Force or friction against the bottom of your foot causes the skin to thicken, forming a callus. If you let this go the callus can thicken and press up into the foot. This will cause pain. As the skin around this callus dies, an ulcer forms. If you think you have an ulcer developing, seek your physician's care.
Sprains can be caused by a fall or sudden twist, and the injuries can vary from a minor injury causing brief pain to a major injury resulting in damage to a ligament or even a broken bone. Early diagnosis of the problem is key to treatment and usually includes testing and x-rays. Treatment ranges from splints and therapy to sometimes surgery.
When you use a set of muscles too much, you're likely to strain the tendons that connect those muscles to your bones. At first, pain or swelling may come and go quickly, but if you continue your muscles may overtire again. This could cause a tendon's outer covering to swell or small fibers to pull apart. If you keep pushing, the damage can build up. Over time, the pain and swelling may limit your activities. Your best way to manage this is to see your physician and develop a plan together to manage your inflammation.

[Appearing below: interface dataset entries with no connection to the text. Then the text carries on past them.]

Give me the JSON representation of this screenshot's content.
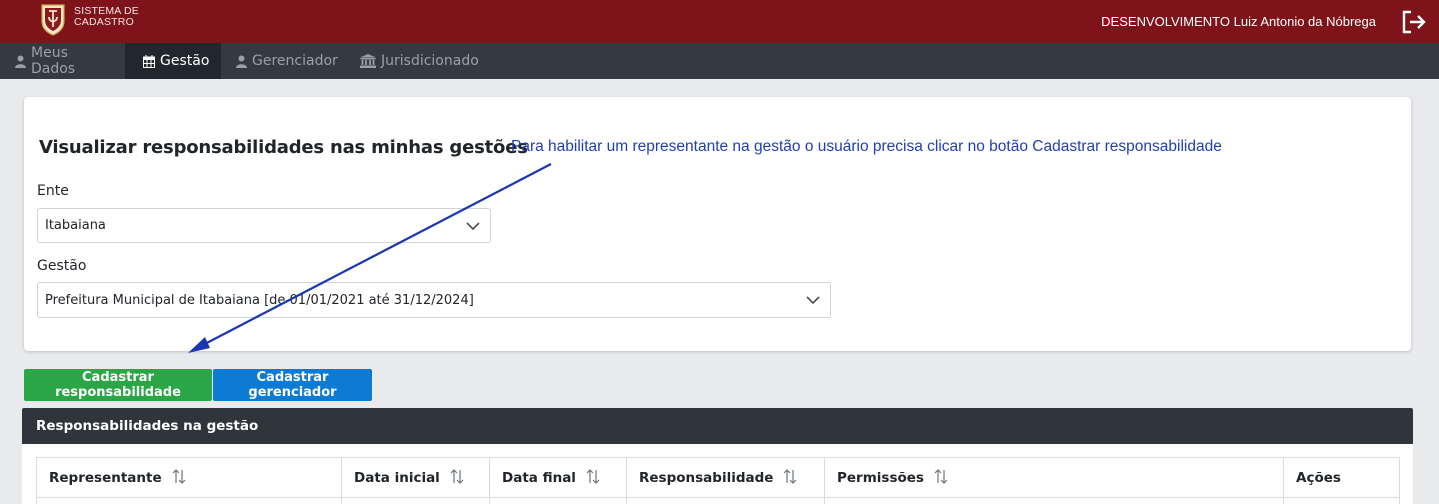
{
  "header": {
    "brand_line1": "SISTEMA DE",
    "brand_line2": "CADASTRO",
    "user_name": "DESENVOLVIMENTO Luiz Antonio da Nóbrega",
    "logout_icon": "sign-out-icon",
    "background_color": "#7e141a"
  },
  "nav": {
    "items": [
      {
        "label": "Meus Dados",
        "icon": "user-icon",
        "active": false
      },
      {
        "label": "Gestão",
        "icon": "calendar-icon",
        "active": true
      },
      {
        "label": "Gerenciador",
        "icon": "user-icon",
        "active": false
      },
      {
        "label": "Jurisdicionado",
        "icon": "institution-icon",
        "active": false
      }
    ]
  },
  "main": {
    "title": "Visualizar responsabilidades nas minhas gestões",
    "annotation": "Para habilitar um representante na gestão o usuário precisa clicar no botão Cadastrar responsabilidade",
    "ente": {
      "label": "Ente",
      "value": "Itabaiana"
    },
    "gestao": {
      "label": "Gestão",
      "value": "Prefeitura Municipal de Itabaiana [de 01/01/2021 até 31/12/2024]"
    }
  },
  "buttons": {
    "cadastrar_responsabilidade": "Cadastrar responsabilidade",
    "cadastrar_gerenciador": "Cadastrar gerenciador",
    "green_color": "#2aa646",
    "blue_color": "#0d7bd4"
  },
  "panel": {
    "title": "Responsabilidades na gestão",
    "columns": [
      "Representante",
      "Data inicial",
      "Data final",
      "Responsabilidade",
      "Permissões",
      "Ações"
    ]
  }
}
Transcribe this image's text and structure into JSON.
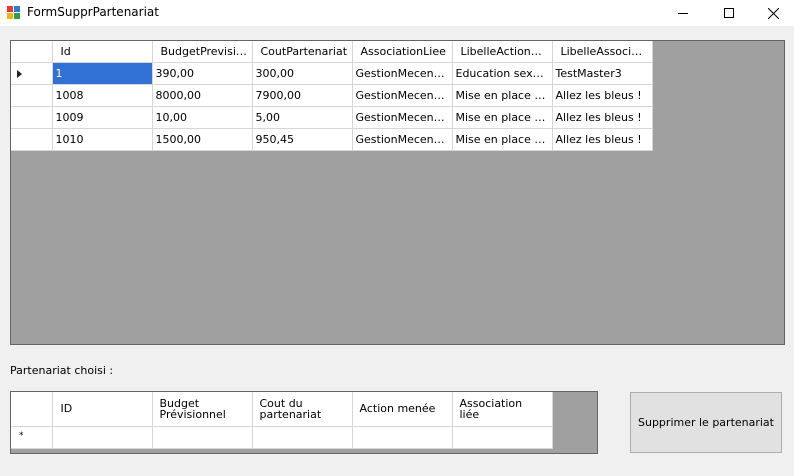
{
  "window": {
    "title": "FormSupprPartenariat"
  },
  "main_grid": {
    "columns": [
      "Id",
      "BudgetPrevisionnel",
      "CoutPartenariat",
      "AssociationLiee",
      "LibelleActionMenee",
      "LibelleAssociationLi"
    ],
    "rows": [
      [
        "1",
        "390,00",
        "300,00",
        "GestionMecenat...",
        "Education sexuelle",
        "TestMaster3"
      ],
      [
        "1008",
        "8000,00",
        "7900,00",
        "GestionMecenat...",
        "Mise en place d'é...",
        "Allez les bleus !"
      ],
      [
        "1009",
        "10,00",
        "5,00",
        "GestionMecenat...",
        "Mise en place d'é...",
        "Allez les bleus !"
      ],
      [
        "1010",
        "1500,00",
        "950,45",
        "GestionMecenat...",
        "Mise en place d'é...",
        "Allez les bleus !"
      ]
    ]
  },
  "chosen_label": "Partenariat choisi :",
  "chosen_grid": {
    "columns": [
      "ID",
      "Budget\nPrévisionnel",
      "Cout du\npartenariat",
      "Action menée",
      "Association\nliée"
    ],
    "new_row_marker": "*"
  },
  "delete_button": "Supprimer le partenariat"
}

Tennis elbow is an inflammation around the bony knob on the outside of the elbow. Playing a racket sport can cause tennis elbow and so can anything that involves extending your wrist or rotating your forearm. For example, twisting a screwdriver or lifting heavy objects can cause tennis elbow.
Ulnar Tunnel Syndrome (UTS)
UTS are a common disorder where the ulnar nerve loses blood flow as it spans the inner bony part of the elbow. This is the spot people refer to as the ‘funny bone'. UTS can result in numb fingers as well as weakness of the hand muscles. It will often bother you while sleeping, driving, working or when the elbow is bent.
We often see patients with work-related injuries. These injuries can range from something minor to extreme, involving case managers from your Workman's Compensation claim. Our goal is to work as a team to rehabilitate you fully and return you to work. Please reference the Workman's Compensation link to review our expectations and policies.